Exercise brief:
Nothing in the records below may change; print them all exactly.

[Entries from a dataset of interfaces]
○ ○ ○ ○ ○ ○ ○
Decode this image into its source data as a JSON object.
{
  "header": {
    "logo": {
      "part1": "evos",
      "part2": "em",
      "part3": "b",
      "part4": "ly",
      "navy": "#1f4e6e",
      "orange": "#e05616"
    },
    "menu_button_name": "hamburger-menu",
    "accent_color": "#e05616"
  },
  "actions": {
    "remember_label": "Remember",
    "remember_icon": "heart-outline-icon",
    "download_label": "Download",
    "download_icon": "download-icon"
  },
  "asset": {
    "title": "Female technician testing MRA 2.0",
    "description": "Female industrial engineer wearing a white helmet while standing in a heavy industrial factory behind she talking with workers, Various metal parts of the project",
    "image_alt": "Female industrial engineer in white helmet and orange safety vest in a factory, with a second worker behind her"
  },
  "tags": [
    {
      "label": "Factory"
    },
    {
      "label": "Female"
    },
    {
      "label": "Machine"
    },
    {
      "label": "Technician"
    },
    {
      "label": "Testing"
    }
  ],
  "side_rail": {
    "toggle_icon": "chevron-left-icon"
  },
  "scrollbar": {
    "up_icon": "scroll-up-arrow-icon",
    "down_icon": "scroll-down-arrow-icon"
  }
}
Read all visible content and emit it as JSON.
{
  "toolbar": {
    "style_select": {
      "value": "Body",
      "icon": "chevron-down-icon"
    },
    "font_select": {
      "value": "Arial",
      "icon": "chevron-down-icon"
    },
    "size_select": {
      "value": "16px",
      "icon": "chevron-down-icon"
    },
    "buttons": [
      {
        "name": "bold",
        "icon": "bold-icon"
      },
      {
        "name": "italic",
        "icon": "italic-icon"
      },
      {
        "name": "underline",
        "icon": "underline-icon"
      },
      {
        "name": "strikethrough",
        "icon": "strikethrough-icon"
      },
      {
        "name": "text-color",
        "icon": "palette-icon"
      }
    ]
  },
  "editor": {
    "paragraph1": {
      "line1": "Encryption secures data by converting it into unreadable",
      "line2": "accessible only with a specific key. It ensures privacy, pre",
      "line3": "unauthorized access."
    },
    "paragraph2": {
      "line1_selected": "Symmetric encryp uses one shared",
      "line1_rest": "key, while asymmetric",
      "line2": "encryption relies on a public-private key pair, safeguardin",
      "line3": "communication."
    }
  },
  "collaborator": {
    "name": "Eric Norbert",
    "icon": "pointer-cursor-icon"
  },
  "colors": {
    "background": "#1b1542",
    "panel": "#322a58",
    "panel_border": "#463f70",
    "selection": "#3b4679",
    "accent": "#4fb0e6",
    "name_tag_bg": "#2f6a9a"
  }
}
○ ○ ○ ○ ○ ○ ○
Problem solution:
Decode this image into its source data as a JSON object.
{
  "header": {
    "logo": {
      "part1": "evos",
      "part2": "em",
      "part3": "b",
      "part4": "ly",
      "navy": "#1f4e6e",
      "orange": "#e05616"
    },
    "menu_button_name": "hamburger-menu",
    "accent_color": "#e05616"
  },
  "actions": {
    "remember_label": "Remember",
    "remember_icon": "heart-outline-icon",
    "download_label": "Download",
    "download_icon": "download-icon"
  },
  "asset": {
    "title": "Female technician testing MRA 2.0",
    "description": "Female industrial engineer wearing a white helmet while standing in a heavy industrial factory behind she talking with workers, Various metal parts of the project",
    "image_alt": "Female industrial engineer in white helmet and orange safety vest in a factory, with a second worker behind her"
  },
  "tags": [
    {
      "label": "Factory"
    },
    {
      "label": "Female"
    },
    {
      "label": "Machine"
    },
    {
      "label": "Technician"
    },
    {
      "label": "Testing"
    }
  ],
  "side_rail": {
    "toggle_icon": "chevron-left-icon"
  },
  "scrollbar": {
    "up_icon": "scroll-up-arrow-icon",
    "down_icon": "scroll-down-arrow-icon"
  }
}
Read all visible content and emit it as JSON.
{
  "toolbar": {
    "style_select": {
      "value": "Body",
      "icon": "chevron-down-icon"
    },
    "font_select": {
      "value": "Arial",
      "icon": "chevron-down-icon"
    },
    "size_select": {
      "value": "16px",
      "icon": "chevron-down-icon"
    },
    "buttons": [
      {
        "name": "bold",
        "icon": "bold-icon"
      },
      {
        "name": "italic",
        "icon": "italic-icon"
      },
      {
        "name": "underline",
        "icon": "underline-icon"
      },
      {
        "name": "strikethrough",
        "icon": "strikethrough-icon"
      },
      {
        "name": "text-color",
        "icon": "palette-icon"
      }
    ]
  },
  "editor": {
    "paragraph1": {
      "line1": "Encryption secures data by converting it into unreadable",
      "line2": "accessible only with a specific key. It ensures privacy, pre",
      "line3": "unauthorized access."
    },
    "paragraph2": {
      "line1_selected": "Symmetric encryp uses one shared",
      "line1_rest": "key, while asymmetric",
      "line2": "encryption relies on a public-private key pair, safeguardin",
      "line3": "communication."
    }
  },
  "collaborator": {
    "name": "Eric Norbert",
    "icon": "pointer-cursor-icon"
  },
  "colors": {
    "background": "#1b1542",
    "panel": "#322a58",
    "panel_border": "#463f70",
    "selection": "#3b4679",
    "accent": "#4fb0e6",
    "name_tag_bg": "#2f6a9a"
  }
}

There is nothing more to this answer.